It’s hard to know what Ivanka’s political beliefs are, though many suspect they are more liberal than her father’s; she criticized President Barack Obama in 2012, but she also helped fundraise for New Jersey Democrat Cory Booker.

Ivanka Trump was reportedly upset by Trump’s statement that Mexico was sending "rapists" to the United States during his initial campaign speech and, according to New York magazine, drafted several statements that would walk them back. But her father ignored her. Rather than retreat, he doubled down, making his promise to build a wall along the US-Mexico border the center of his quest for the nomination.
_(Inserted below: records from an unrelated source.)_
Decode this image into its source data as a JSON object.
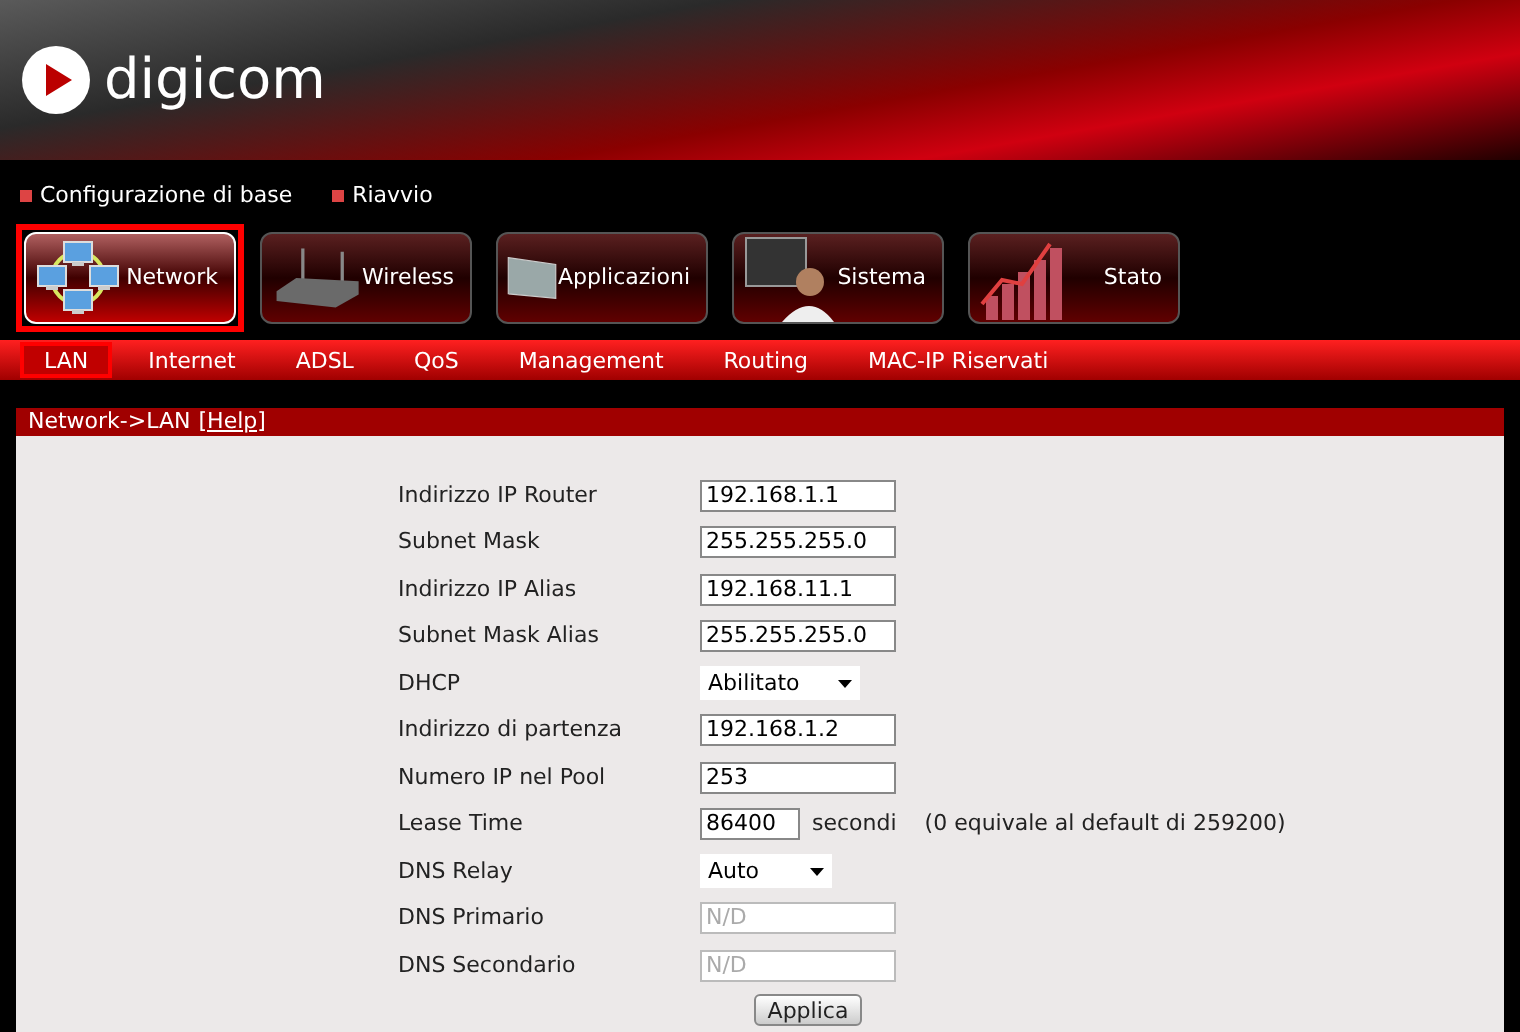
{
  "logo": {
    "text": "digicom"
  },
  "top_links": [
    {
      "label": "Configurazione di base"
    },
    {
      "label": "Riavvio"
    }
  ],
  "nav": [
    {
      "label": "Network",
      "kind": "network",
      "selected": true
    },
    {
      "label": "Wireless",
      "kind": "router",
      "selected": false
    },
    {
      "label": "Applicazioni",
      "kind": "panel",
      "selected": false
    },
    {
      "label": "Sistema",
      "kind": "user",
      "selected": false
    },
    {
      "label": "Stato",
      "kind": "chart",
      "selected": false
    }
  ],
  "subtabs": [
    {
      "label": "LAN",
      "selected": true
    },
    {
      "label": "Internet",
      "selected": false
    },
    {
      "label": "ADSL",
      "selected": false
    },
    {
      "label": "QoS",
      "selected": false
    },
    {
      "label": "Management",
      "selected": false
    },
    {
      "label": "Routing",
      "selected": false
    },
    {
      "label": "MAC-IP Riservati",
      "selected": false
    }
  ],
  "panel": {
    "breadcrumb": "Network->LAN",
    "help": "[Help]"
  },
  "fields": [
    {
      "label": "Indirizzo IP Router",
      "kind": "text",
      "value": "192.168.1.1",
      "disabled": false
    },
    {
      "label": "Subnet Mask",
      "kind": "text",
      "value": "255.255.255.0",
      "disabled": false
    },
    {
      "label": "Indirizzo IP Alias",
      "kind": "text",
      "value": "192.168.11.1",
      "disabled": false
    },
    {
      "label": "Subnet Mask Alias",
      "kind": "text",
      "value": "255.255.255.0",
      "disabled": false
    },
    {
      "label": "DHCP",
      "kind": "select",
      "value": "Abilitato",
      "disabled": false
    },
    {
      "label": "Indirizzo di partenza",
      "kind": "text",
      "value": "192.168.1.2",
      "disabled": false
    },
    {
      "label": "Numero IP nel Pool",
      "kind": "text",
      "value": "253",
      "disabled": false
    },
    {
      "label": "Lease Time",
      "kind": "short",
      "value": "86400",
      "unit": "secondi",
      "note": "(0 equivale al default di 259200)",
      "disabled": false
    },
    {
      "label": "DNS Relay",
      "kind": "select",
      "value": "Auto",
      "disabled": false
    },
    {
      "label": "DNS Primario",
      "kind": "text",
      "value": "N/D",
      "disabled": true
    },
    {
      "label": "DNS Secondario",
      "kind": "text",
      "value": "N/D",
      "disabled": true
    }
  ],
  "apply_button": "Applica"
}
Similarly, Ivanka reportedly tried to soften Trump’s attacks on Planned Parenthood — with extremely limited success. During a rambling primary victory speech, Trump did praise the organization’s "very good work for millions of women." It was the first time a prominent Republican candidate had said a good word about Planned Parenthood in years. And he credited Ivanka for that.

But ultimately, Ivanka didn’t really sway any of Trump’s substantive stances on this issue. He still promises to strip federal funding from the organization because it performs abortion services. And he picked Pence, the GOP’s most prominent anti-Planned Parenthood warrior, as his running mate. Ivanka’s influence appears much more likely to be cosmetic than policy-based.
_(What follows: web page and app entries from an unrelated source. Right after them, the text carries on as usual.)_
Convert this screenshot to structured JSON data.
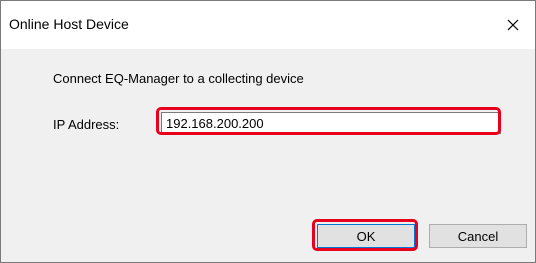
{
  "window": {
    "title": "Online Host Device",
    "close_icon": "close-icon"
  },
  "content": {
    "prompt": "Connect EQ-Manager to a collecting device",
    "ip_label": "IP Address:",
    "ip_value": "192.168.200.200"
  },
  "buttons": {
    "ok_label": "OK",
    "cancel_label": "Cancel"
  },
  "colors": {
    "highlight": "#e8001c",
    "focus_border": "#0078d7"
  }
}
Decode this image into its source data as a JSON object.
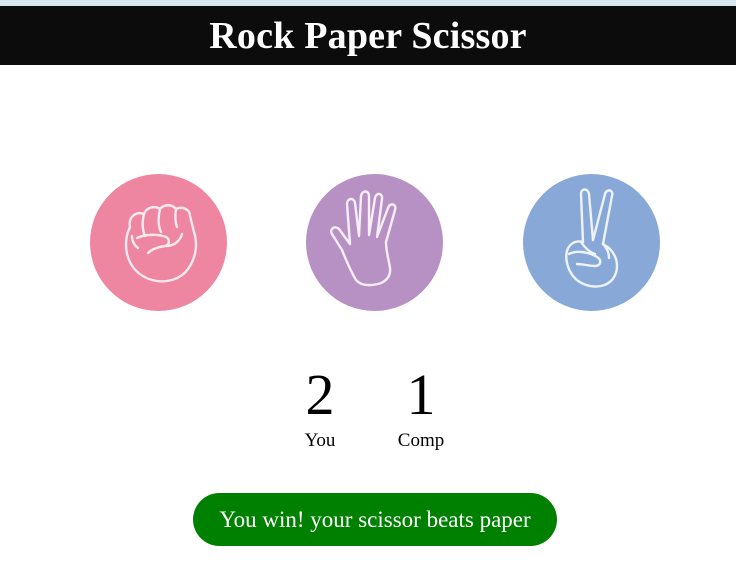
{
  "header": {
    "title": "Rock Paper Scissor",
    "background": "#0c0c0c"
  },
  "choices": [
    {
      "id": "rock",
      "icon": "fist-icon",
      "color": "#ef86a1"
    },
    {
      "id": "paper",
      "icon": "open-hand-icon",
      "color": "#b791c3"
    },
    {
      "id": "scissor",
      "icon": "peace-hand-icon",
      "color": "#88a9d8"
    }
  ],
  "scoreboard": {
    "user": {
      "score": "2",
      "label": "You"
    },
    "comp": {
      "score": "1",
      "label": "Comp"
    }
  },
  "result": {
    "message": "You win! your scissor beats paper",
    "color": "#008000"
  }
}
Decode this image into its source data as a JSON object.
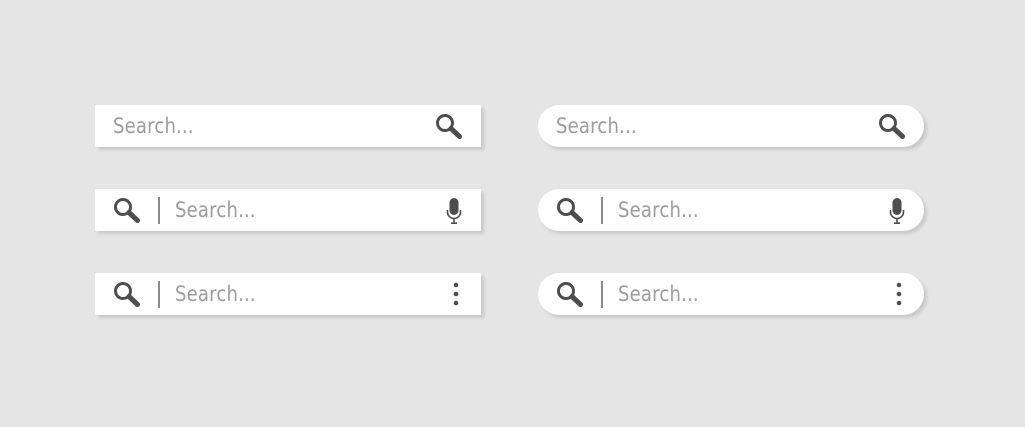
{
  "colors": {
    "background": "#e5e5e5",
    "bar": "#ffffff",
    "placeholder": "#9c9c9c",
    "icon": "#4d4d4d",
    "divider": "#8a8a8a"
  },
  "search_bars": [
    {
      "style": "square",
      "layout": "text-then-search-icon",
      "placeholder": "Search..."
    },
    {
      "style": "rounded",
      "layout": "text-then-search-icon",
      "placeholder": "Search..."
    },
    {
      "style": "square",
      "layout": "search-icon-divider-text-mic",
      "placeholder": "Search..."
    },
    {
      "style": "rounded",
      "layout": "search-icon-divider-text-mic",
      "placeholder": "Search..."
    },
    {
      "style": "square",
      "layout": "search-icon-divider-text-menu",
      "placeholder": "Search..."
    },
    {
      "style": "rounded",
      "layout": "search-icon-divider-text-menu",
      "placeholder": "Search..."
    }
  ],
  "icons": {
    "search": "search-icon",
    "mic": "microphone-icon",
    "menu": "more-vertical-icon"
  }
}
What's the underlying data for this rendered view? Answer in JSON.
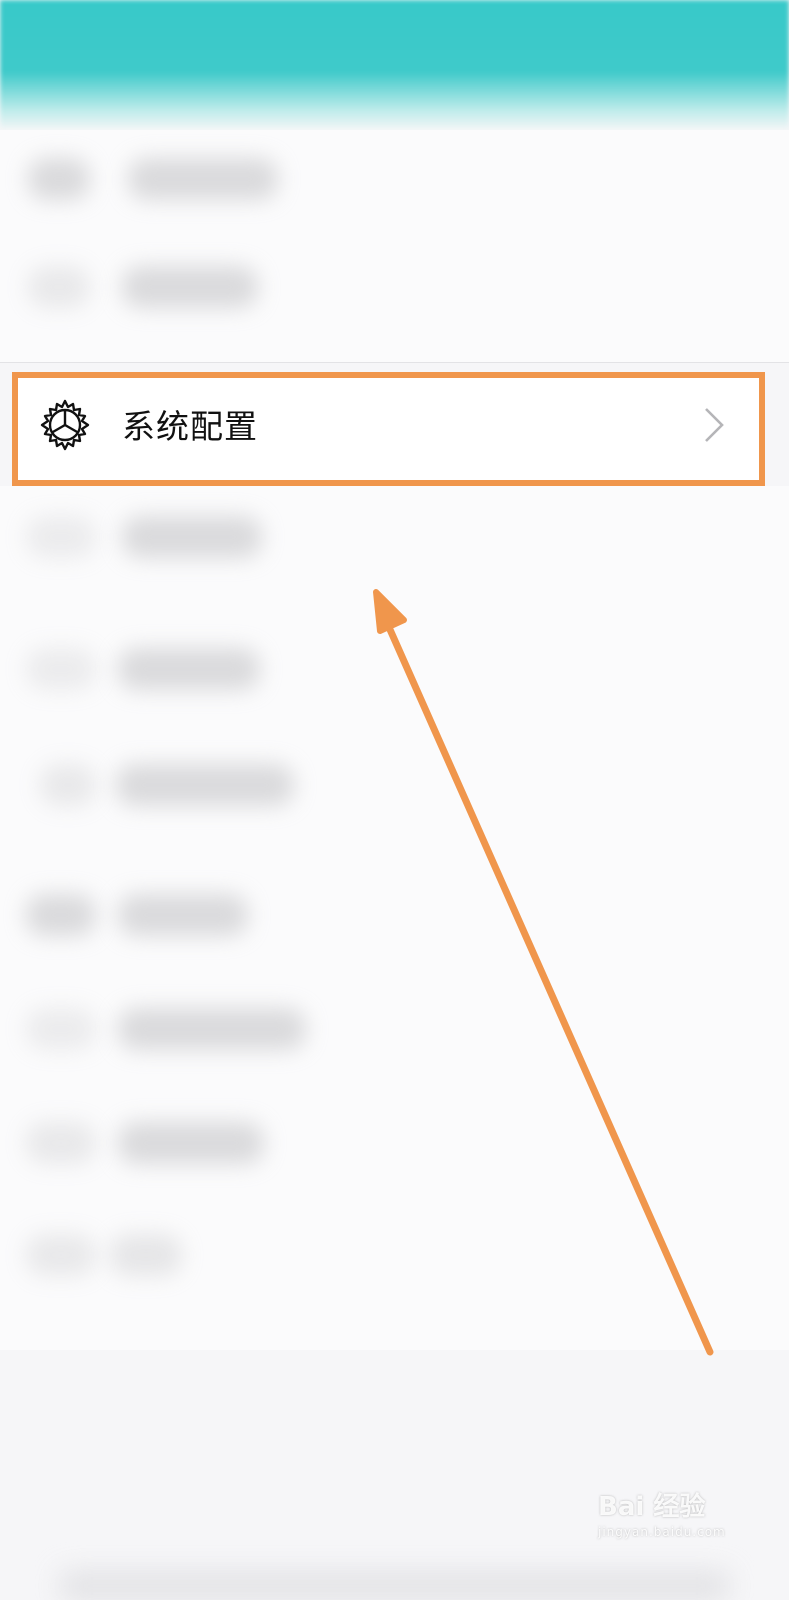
{
  "settings_item": {
    "label": "系统配置",
    "icon": "gear-icon",
    "chevron": "chevron-right-icon"
  },
  "annotation": {
    "highlight_color": "#f0964c",
    "arrow_color": "#f0964c"
  },
  "watermark": {
    "main": "Bai 经验",
    "sub": "jingyan.baidu.com"
  },
  "colors": {
    "header": "#3fcaca",
    "background": "#f6f6f8"
  }
}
"Ivanka is so much into that whole issue of women's health and women, and she's my guide on that whole subject," Trump told Hannity in August. "But," he added, "she understands how I feel about it."
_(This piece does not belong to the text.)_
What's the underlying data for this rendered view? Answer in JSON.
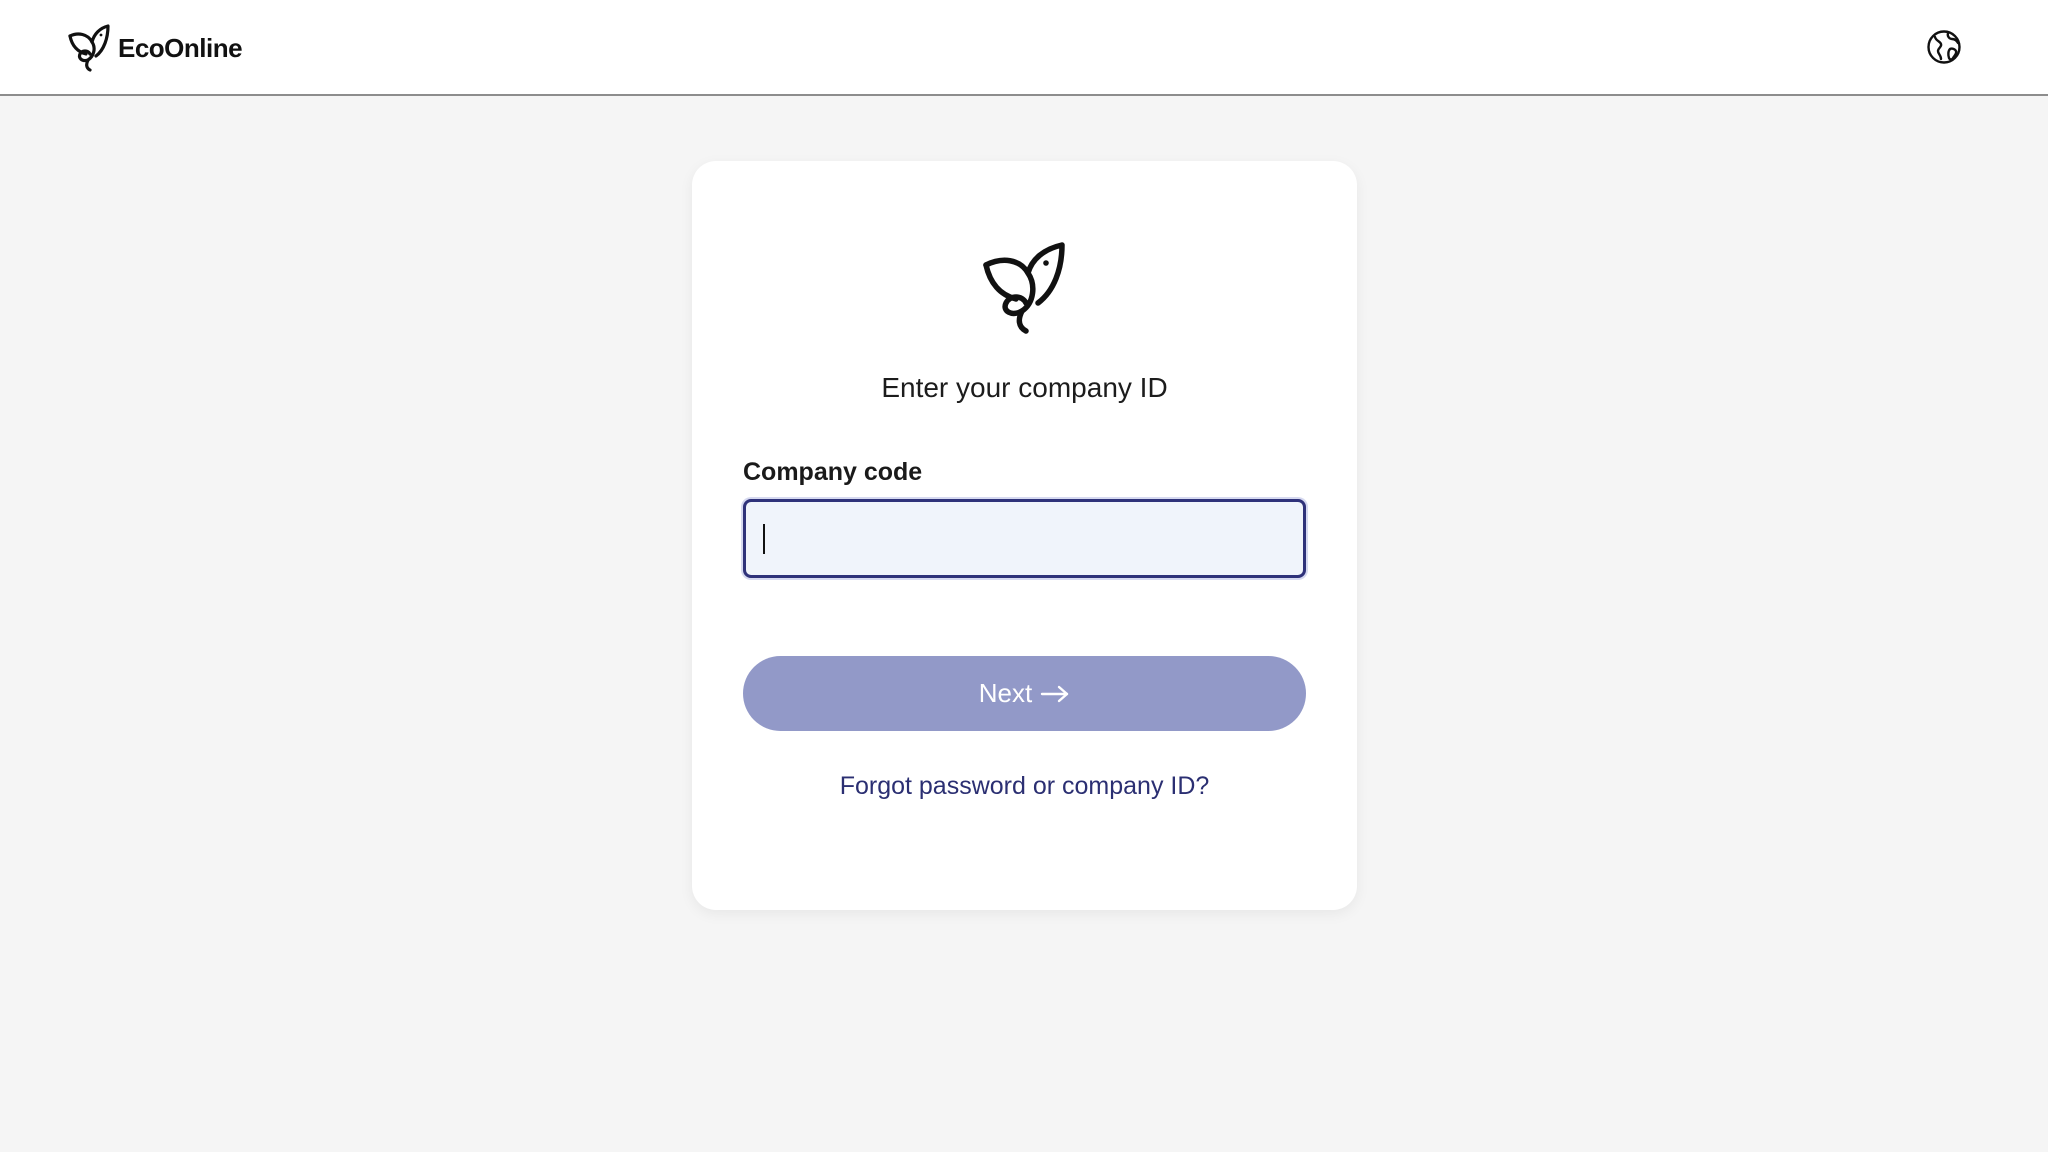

For her part, Ivanka rarely defends her father’s specific positions — she just reiterates that he’s a good-hearted person and that people like it when he speaks his mind. "He’s my father and I love him and I fully support him," she told Town and Country this year, proving that Trump’s unquestioning loyalty to his children might not be misplaced.